Thursday, May 17, 2007

Conquering My Fear of Yeast..Cranberry Pecan Bread

I don't like working with yeast. I don't know why. I think maybe its the whole proofing stage, and the hot water, and the general term "yeast" and the possibility that my bread may never rise because I have inadequate yeast. I don't know, but I'm going to try and conquer it. I started with this recipe because it looked pretty simple, whisk, mix, knead, blap de bloo done. Let me just tell you, when I looked at the directions quickly I thought that they said to knead the dough 10 times, au contraire monfrair, it said knead the dough for ten fucking minutes. My little arms had hit lactic acid build up by minute five, kneading, kneading is hard work, and I don't care to do it again. So after endless kneading of the dough I was then instructed to fold in the raisins and pecans, which together measured about 1 1/2 cups. I couldn't get half the stuff in there, every time I added some, turned the bread over and then tried to knead it in, the raisin and pecans would fall out of the dough ball. I finally resorted to making little holes with my fingers and then pushing the pecans in one hole, and then the raisins in another and repeating that process over and over again until I thought I have "inserted" enough.

The picture above is what the dough ball looked like before I let it sit to double in size, which thank Christ it did, after all that kneading and elbow grease I probably would have just thrown it out the window if it didn't rise.
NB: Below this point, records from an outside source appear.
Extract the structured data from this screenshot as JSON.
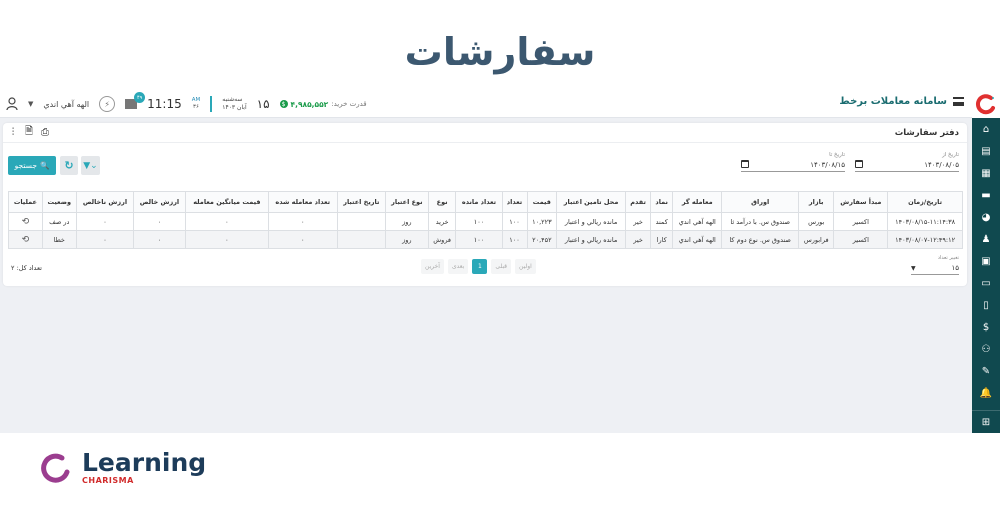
{
  "banner": {
    "title": "سفارشات"
  },
  "topbar": {
    "brand": "سامانه معاملات برخط",
    "user_name": "الهه آهي اندي",
    "notification_count": "۴۹",
    "clock": "11:15",
    "ampm": "AM",
    "seconds": "۳۶",
    "day_number": "۱۵",
    "weekday": "سه‌شنبه",
    "month_year": "آبان ۱۴۰۳",
    "credit_label": "قدرت خريد:",
    "credit_value": "۴,۹۸۵,۵۵۲"
  },
  "sidebar": {
    "items": [
      {
        "icon": "home-icon",
        "glyph": "⌂"
      },
      {
        "icon": "table-icon",
        "glyph": "▤"
      },
      {
        "icon": "document-icon",
        "glyph": "▦"
      },
      {
        "icon": "briefcase-icon",
        "glyph": "▬"
      },
      {
        "icon": "pie-chart-icon",
        "glyph": "◕"
      },
      {
        "icon": "user-book-icon",
        "glyph": "♟"
      },
      {
        "icon": "id-card-icon",
        "glyph": "▣"
      },
      {
        "icon": "credit-card-icon",
        "glyph": "▭"
      },
      {
        "icon": "report-icon",
        "glyph": "▯"
      },
      {
        "icon": "dollar-icon",
        "glyph": "$"
      },
      {
        "icon": "user-plus-icon",
        "glyph": "⚇"
      },
      {
        "icon": "edit-icon",
        "glyph": "✎"
      },
      {
        "icon": "bell-icon",
        "glyph": "🔔"
      }
    ],
    "bottom_icon": {
      "icon": "grid-icon",
      "glyph": "⊞"
    }
  },
  "card": {
    "title": "دفتر سفارشات",
    "date_from": {
      "label": "تاريخ از",
      "value": "۱۴۰۳/۰۸/۰۵"
    },
    "date_to": {
      "label": "تاريخ تا",
      "value": "۱۴۰۳/۰۸/۱۵"
    },
    "search_label": "جستجو",
    "columns": [
      "تاريخ/زمان",
      "مبدأ سفارش",
      "بازار",
      "اوراق",
      "معامله گر",
      "نماد",
      "تقدم",
      "محل تامين اعتبار",
      "قيمت",
      "تعداد",
      "تعداد مانده",
      "نوع",
      "نوع اعتبار",
      "تاريخ اعتبار",
      "تعداد معامله شده",
      "قيمت ميانگين معامله",
      "ارزش خالص",
      "ارزش ناخالص",
      "وضعيت",
      "عمليات"
    ],
    "rows": [
      [
        "۱۴۰۳/۰۸/۱۵-۱۱:۱۴:۳۸",
        "اکسير",
        "بورس",
        "صندوق س. با درآمد ثا",
        "الهه آهي اندي",
        "کمند",
        "خير",
        "مانده ريالي و اعتبار",
        "۱۰,۲۲۳",
        "۱۰۰",
        "۱۰۰",
        "خريد",
        "روز",
        "",
        "۰",
        "۰",
        "۰",
        "۰",
        "در صف"
      ],
      [
        "۱۴۰۳/۰۸/۰۷-۱۲:۴۹:۱۲",
        "اکسير",
        "فرابورس",
        "صندوق س. نوع دوم کا",
        "الهه آهي اندي",
        "کارا",
        "خير",
        "مانده ريالي و اعتبار",
        "۲۰,۴۵۲",
        "۱۰۰",
        "۱۰۰",
        "فروش",
        "روز",
        "",
        "۰",
        "۰",
        "۰",
        "۰",
        "خطا"
      ]
    ],
    "pager": {
      "first": "اولين",
      "prev": "قبلی",
      "current": "1",
      "next": "بعدی",
      "last": "آخرين"
    },
    "total_label": "تعداد کل: ۲",
    "page_size": {
      "label": "تغيير تعداد",
      "value": "۱۵"
    }
  },
  "footer": {
    "brand_word": "Learning",
    "brand_sub": "CHARISMA"
  },
  "colors": {
    "accent": "#2aa8b8",
    "sidebar": "#10494f",
    "title": "#3c5870",
    "credit": "#1a9b4a"
  }
}
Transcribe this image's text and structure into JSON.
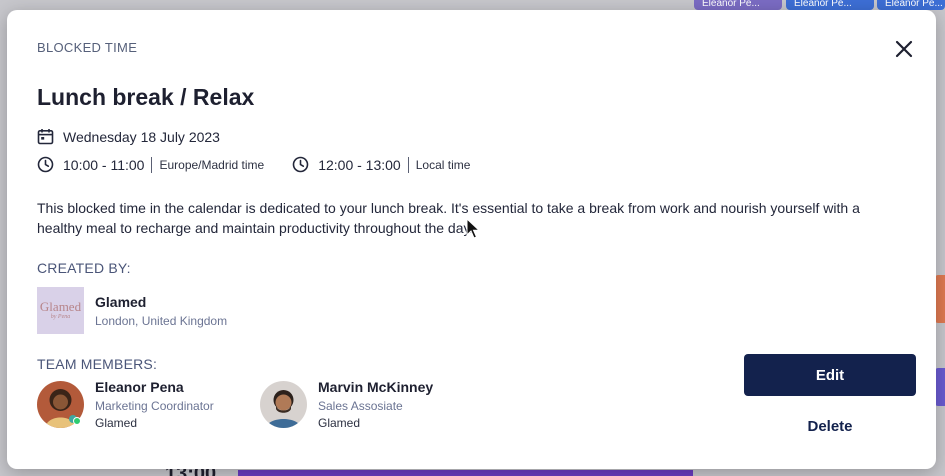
{
  "background": {
    "tabs": [
      "Eleanor Pe...",
      "Eleanor Pe...",
      "Eleanor Pe..."
    ],
    "bottom_time": "13:00"
  },
  "modal": {
    "eyebrow": "BLOCKED TIME",
    "title": "Lunch break / Relax",
    "date": "Wednesday 18 July 2023",
    "time_primary": "10:00 - 11:00",
    "time_primary_zone": "Europe/Madrid time",
    "time_local": "12:00 - 13:00",
    "time_local_zone": "Local time",
    "description": "This blocked time in the calendar is dedicated to your lunch break. It's essential to take a break from work and nourish yourself with a healthy meal to recharge and maintain productivity throughout the day.",
    "created_by_label": "CREATED BY:",
    "creator": {
      "name": "Glamed",
      "location": "London, United Kingdom",
      "logo_text": "Glamed",
      "logo_sub": "by Pena"
    },
    "team_label": "TEAM MEMBERS:",
    "members": [
      {
        "name": "Eleanor Pena",
        "role": "Marketing Coordinator",
        "org": "Glamed",
        "online": true
      },
      {
        "name": "Marvin McKinney",
        "role": "Sales Assosiate",
        "org": "Glamed",
        "online": false
      }
    ],
    "edit_label": "Edit",
    "delete_label": "Delete"
  },
  "icons": {
    "close": "close-icon",
    "calendar": "calendar-icon",
    "clock": "clock-icon"
  },
  "colors": {
    "primary": "#13224d",
    "label": "#4a5578",
    "online": "#2ecc71"
  }
}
After baking and getting the tell tale hollow sounding thump on the bottom that lets you know the bread is done I was disappointed in the final outcome because it was so extremely dense. Like, brick dense, like people with soft teeth should probably skip this bread kind of dense. What did I do wrong, why do all of my breads come out weighing a ton and take 75 chews to get one bite down? Can someone tell me the secret to lighter bread?

Recipe: makes one loaf
2 3/4 c lour
1/2 tsp salt
1 tbsp butter
1/2 tsp active dry yeast
scant 1 cup golden raisins
1/2 cup chopped pecans

1. sift flour and salt into a bowl, cut in the butter with a knife, then stir in the yeast.
2. gradually add 3/4 cup tepid water to the flour mixture, stirring with a spoon at first, then gathering the dough together with your hands.
3. turn the dough out onto a floured surface and knead for about 10 minutes, until smooth and elastic.
4. knead the raisins and walnuts into the dough until they are evenly distributed. shape into a rough oval, place on lightly oiled baking sheet and cover with oiled plastic wrap. let rise in warm place for 1-2 hours, until doubled in bulk. preheat oven to 425F.
5. uncover the loaf and bake for 10 minutes then reduce the heat to 375 and bake for 20-25 more minutes.
6. transfer to a wire rack, brush with melted butter and cover with a dish towel. cool before slicing.

Rating = Damn Good


Patricia Scarpin said...

JB, I bake bread all the time but I'm not smart enough to know why they work. :S

I have to tell you that I tend to choose recipes that call for mixing yeast + liquid (water, milk and sometimes both) first, then after a while, adding the other ingredients. I once made a bread recipe that was similar to the one you have here (except for the raisins) and I wasn't please with the result either. I was hoping for a tender and soft bread as the ones I usually get and it was even a bit hard. I ended up tossing it.

I also think that the amount of yeast is too little for the amount of flour (I'm using the recipes I've made as a comparison).

wheresmymind said...

C' are a bad ass chick...what do you mean your arms were tired? Besides...why don't you use your kitchenaid+dough hook??